Go through the entries and copy every line that has the string "true" in it.

(Dataset rows for apps and sites)
------------

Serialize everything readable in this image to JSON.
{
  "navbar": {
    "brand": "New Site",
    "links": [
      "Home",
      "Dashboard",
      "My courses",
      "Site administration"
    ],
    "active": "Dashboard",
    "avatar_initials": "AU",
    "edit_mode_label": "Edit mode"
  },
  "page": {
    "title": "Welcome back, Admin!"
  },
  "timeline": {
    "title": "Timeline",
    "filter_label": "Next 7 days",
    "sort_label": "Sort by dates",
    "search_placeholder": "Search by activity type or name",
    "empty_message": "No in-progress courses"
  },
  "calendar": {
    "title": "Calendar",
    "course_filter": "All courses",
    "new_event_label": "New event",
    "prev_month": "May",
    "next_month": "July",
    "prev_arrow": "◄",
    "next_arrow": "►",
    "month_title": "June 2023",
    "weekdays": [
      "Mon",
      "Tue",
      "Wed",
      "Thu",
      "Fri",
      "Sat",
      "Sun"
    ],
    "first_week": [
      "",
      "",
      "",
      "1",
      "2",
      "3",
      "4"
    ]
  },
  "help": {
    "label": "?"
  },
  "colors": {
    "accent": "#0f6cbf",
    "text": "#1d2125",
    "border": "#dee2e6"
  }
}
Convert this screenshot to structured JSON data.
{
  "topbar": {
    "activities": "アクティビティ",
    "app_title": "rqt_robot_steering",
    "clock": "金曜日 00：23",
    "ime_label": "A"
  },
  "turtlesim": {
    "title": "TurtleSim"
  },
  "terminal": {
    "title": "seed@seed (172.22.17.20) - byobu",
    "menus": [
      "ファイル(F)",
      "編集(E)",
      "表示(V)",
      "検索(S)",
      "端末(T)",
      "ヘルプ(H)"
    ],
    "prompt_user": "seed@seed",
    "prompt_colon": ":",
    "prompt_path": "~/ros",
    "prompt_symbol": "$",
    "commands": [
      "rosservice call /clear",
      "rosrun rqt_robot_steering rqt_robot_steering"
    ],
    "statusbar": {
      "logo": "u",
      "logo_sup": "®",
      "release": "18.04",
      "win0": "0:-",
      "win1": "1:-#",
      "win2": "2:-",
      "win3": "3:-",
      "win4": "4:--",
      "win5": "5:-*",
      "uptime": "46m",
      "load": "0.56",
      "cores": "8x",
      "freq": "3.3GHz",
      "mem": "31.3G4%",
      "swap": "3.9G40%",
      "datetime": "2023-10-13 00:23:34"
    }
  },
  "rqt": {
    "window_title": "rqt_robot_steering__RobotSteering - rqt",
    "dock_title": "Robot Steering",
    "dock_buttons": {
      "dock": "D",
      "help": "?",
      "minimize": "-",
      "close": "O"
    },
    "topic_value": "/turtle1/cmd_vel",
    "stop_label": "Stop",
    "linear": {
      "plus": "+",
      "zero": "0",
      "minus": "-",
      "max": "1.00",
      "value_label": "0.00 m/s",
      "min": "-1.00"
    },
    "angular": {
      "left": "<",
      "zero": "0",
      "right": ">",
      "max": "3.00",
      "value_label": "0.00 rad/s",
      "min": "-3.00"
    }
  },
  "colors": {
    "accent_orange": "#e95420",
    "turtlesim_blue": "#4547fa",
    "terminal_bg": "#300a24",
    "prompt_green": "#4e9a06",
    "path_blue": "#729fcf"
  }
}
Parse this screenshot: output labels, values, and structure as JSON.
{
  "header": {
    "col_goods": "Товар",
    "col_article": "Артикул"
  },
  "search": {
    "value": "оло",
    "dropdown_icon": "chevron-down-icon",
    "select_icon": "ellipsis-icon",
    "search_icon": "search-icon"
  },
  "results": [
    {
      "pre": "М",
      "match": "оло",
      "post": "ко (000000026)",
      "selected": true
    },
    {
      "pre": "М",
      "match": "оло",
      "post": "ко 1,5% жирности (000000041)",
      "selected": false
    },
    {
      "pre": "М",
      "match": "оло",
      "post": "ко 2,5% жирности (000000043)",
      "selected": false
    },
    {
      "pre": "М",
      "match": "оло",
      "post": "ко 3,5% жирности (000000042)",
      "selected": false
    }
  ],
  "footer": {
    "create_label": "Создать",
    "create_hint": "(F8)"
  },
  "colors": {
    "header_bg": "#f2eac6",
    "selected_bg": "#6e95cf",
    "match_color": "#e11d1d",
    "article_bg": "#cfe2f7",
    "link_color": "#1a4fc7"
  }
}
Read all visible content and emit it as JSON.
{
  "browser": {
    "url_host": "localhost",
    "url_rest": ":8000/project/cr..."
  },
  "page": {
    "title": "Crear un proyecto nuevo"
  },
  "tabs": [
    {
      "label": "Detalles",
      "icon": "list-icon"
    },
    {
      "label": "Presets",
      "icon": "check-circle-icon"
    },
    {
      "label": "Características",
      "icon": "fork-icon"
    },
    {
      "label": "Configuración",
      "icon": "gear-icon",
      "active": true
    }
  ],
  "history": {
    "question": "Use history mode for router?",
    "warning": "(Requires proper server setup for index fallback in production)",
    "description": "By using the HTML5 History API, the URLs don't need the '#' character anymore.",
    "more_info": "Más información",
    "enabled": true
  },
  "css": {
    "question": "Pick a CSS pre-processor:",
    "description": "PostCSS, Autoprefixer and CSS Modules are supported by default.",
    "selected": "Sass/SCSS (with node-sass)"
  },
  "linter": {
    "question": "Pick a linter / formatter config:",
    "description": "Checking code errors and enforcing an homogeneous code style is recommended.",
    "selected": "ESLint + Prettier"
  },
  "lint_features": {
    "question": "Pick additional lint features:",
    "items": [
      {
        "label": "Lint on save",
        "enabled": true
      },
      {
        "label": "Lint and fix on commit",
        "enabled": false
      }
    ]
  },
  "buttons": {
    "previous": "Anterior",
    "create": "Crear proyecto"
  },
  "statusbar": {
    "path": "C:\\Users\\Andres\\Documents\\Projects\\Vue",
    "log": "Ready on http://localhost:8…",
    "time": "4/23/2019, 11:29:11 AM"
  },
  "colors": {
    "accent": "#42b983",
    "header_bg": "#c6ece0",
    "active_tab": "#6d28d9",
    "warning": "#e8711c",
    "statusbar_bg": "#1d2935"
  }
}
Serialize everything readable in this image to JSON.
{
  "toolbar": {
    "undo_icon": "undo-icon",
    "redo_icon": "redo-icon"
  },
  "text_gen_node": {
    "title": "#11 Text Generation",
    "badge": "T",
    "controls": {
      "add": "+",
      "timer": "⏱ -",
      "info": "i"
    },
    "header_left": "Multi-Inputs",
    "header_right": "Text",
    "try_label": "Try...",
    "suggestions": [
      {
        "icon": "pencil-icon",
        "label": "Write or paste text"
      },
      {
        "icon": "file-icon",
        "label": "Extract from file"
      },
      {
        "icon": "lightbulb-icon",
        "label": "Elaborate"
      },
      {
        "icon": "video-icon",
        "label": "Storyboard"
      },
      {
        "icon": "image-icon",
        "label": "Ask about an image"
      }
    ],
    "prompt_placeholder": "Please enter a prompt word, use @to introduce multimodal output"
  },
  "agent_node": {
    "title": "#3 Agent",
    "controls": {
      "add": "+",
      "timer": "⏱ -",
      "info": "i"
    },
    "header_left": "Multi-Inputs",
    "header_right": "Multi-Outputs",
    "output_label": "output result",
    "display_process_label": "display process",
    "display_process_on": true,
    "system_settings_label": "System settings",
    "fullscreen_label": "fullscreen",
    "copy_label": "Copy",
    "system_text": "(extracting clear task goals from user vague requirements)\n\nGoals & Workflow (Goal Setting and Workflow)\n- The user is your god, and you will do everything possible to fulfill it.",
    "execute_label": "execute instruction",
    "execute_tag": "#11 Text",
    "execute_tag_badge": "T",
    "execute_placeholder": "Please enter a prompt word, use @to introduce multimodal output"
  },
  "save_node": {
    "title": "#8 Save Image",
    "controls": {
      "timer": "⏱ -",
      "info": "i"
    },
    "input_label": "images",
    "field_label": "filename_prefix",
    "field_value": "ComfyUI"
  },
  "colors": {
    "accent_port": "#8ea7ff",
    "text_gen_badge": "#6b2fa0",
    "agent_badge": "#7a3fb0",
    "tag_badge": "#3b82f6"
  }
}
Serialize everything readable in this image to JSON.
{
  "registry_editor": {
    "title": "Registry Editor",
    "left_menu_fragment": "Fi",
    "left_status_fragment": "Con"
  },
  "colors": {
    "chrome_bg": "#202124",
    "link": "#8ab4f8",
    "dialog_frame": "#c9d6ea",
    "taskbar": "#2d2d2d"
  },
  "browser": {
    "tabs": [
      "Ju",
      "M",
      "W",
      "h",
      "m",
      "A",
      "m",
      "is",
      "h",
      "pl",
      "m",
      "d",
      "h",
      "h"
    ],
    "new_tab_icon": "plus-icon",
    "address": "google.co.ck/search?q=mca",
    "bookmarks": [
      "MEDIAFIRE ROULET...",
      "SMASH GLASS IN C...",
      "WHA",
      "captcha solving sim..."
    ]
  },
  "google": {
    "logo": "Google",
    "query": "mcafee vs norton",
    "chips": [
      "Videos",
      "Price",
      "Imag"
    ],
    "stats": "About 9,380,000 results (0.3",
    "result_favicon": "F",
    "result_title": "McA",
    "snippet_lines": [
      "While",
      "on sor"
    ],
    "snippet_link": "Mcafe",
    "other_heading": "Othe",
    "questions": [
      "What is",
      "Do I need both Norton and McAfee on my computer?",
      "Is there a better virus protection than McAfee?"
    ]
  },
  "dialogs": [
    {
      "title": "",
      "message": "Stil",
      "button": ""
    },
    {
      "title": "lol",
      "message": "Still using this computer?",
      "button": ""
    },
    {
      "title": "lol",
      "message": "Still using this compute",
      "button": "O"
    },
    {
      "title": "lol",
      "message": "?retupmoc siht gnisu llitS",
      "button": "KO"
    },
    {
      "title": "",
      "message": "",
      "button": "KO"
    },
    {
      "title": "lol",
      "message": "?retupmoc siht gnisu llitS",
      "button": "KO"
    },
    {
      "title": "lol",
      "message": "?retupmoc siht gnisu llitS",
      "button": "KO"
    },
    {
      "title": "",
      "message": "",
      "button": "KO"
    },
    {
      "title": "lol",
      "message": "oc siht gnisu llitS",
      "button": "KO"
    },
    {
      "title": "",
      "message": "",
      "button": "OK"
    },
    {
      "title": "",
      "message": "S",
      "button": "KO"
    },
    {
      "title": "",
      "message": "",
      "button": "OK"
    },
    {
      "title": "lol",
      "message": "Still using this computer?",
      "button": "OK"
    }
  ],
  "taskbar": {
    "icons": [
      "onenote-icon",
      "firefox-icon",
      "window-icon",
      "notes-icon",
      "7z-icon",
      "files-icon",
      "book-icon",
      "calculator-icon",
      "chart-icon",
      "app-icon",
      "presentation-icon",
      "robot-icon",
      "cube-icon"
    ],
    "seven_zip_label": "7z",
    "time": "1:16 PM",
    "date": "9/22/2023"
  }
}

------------

▸ Worked solution:
      "selected": true
      "active": true
    "enabled": true
        "enabled": true
    "display_process_on": true,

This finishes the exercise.